- Inflammation of the intestine: Chronic inflammatory diseases of the intestine such as ulcerative colitis and Crohn's disease can increase the risk of colon cancer.
- Genetics: Chances are that the genes could be passed on through the generation and family; thereby enhancing the likelihood of colorectal cancer.
- Diet: Fatty foods and foods that are low in fiber content can be one of the causes of colon cancer. People who are overweight and obese also increase their risk drastically.
- Smoking and alcohol: Smoking and drinking in excess levels increase the chances of getting colon cancer. If you wish to discuss about any specific problem, you can consult an oncologist.
Screening for cancer of the colon or large intestine and rectum is a proven way of saving a person from the impacts of colorectal diseases. This is partly because colon cancer is something that can be prevented if detected at an early stage and the polyps which may advance to cancer are removed properly. Thus if you are turning 50 soon, be prepared to present yourself for a screening colonoscopy that will help you ensure good health and well-being. It may sound uncanny, but do you know that 50,000 people across the world die from colorectal cancer every year, and it is ranked second in terms of cancer-centric deaths.
Understanding the importance of having colonoscopy: You may wonder how a painful, invasive, embarrassing, uncomfortable and time-consuming health test may be called a present. There are reasons enough. A screening colonoscopy is able to expose a cancerous tumour that's presently under way and cast light on the chances and risk factors that may precede it. When you choose to intervene early, you have the power to nip those risks at their budding stage, much before those malicious cells become malignant.
Spreading of the colorectal cancer: Your large intestine is really a big and last organ of the gastrointestinal system where the small intestine discontinues. Its primary function is to remove the water out of the leftover solids of digestion and get rid of them in the form of stool. Cancer may start to develop anywhere within the tube that expands 5 feet long and squares the vacant area of the abdomen. The large intestine expands up towards the right side, i.e. the ascending colon and then turns left through the liver, i.e., the transverse colon, bending down right at the spleen on its left, i.e. descending colon and loops to the middle, i.e., the sigmoid colon before it runs across the rectum and ends at the anus.
People who need a colonoscopy: To simplify matters, it can be said that all adults are at a potential risk of the colorectal cancer, including those people who lead a healthy life.
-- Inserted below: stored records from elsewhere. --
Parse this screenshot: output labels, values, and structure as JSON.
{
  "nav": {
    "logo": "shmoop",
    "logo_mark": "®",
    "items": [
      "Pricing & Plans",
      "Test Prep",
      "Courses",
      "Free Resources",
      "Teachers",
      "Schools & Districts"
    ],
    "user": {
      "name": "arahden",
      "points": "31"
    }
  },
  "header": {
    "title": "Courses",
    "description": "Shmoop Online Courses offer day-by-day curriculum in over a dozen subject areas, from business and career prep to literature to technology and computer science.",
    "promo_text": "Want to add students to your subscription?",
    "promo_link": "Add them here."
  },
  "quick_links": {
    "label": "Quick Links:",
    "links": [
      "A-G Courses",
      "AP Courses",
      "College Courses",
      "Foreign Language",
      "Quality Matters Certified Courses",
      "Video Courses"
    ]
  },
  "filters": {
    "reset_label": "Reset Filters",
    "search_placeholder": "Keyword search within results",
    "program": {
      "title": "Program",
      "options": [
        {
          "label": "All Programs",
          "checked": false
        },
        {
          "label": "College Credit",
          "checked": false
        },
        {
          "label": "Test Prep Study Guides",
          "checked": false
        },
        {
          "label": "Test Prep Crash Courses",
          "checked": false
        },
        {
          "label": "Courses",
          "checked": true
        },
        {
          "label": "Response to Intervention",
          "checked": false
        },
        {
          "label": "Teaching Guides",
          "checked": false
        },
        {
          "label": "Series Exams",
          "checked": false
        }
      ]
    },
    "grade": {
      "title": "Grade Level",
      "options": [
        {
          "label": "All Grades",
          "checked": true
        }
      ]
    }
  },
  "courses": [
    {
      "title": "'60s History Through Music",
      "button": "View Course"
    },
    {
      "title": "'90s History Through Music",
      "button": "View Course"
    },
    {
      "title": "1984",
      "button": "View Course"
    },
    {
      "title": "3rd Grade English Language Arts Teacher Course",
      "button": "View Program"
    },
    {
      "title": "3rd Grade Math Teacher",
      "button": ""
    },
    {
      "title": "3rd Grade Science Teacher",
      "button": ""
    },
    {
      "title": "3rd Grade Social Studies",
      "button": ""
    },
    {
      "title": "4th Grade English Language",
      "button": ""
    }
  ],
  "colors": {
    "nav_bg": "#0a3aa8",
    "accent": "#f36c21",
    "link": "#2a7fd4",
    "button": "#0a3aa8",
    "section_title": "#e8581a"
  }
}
But some people are at a higher risk. Those individuals have a specific gene mutation that predisposes them to develop into numerous polyps. The risk is also high with people who are first-degree relatives of a person diagnosed with cancer before the age of 50. People with Ulcerative colitis, various types of inflammatory bowel diseases and Crohn's disease are also at a higher risk.
Colorectal cancer is a serious ailment and screening colonoscopy is a feasible means of detecting any polyps that may be cancerous in the future. Speak with a reputed gastroenterologist today to stay ahead of the disease. Consult an expert & get answers to your questions!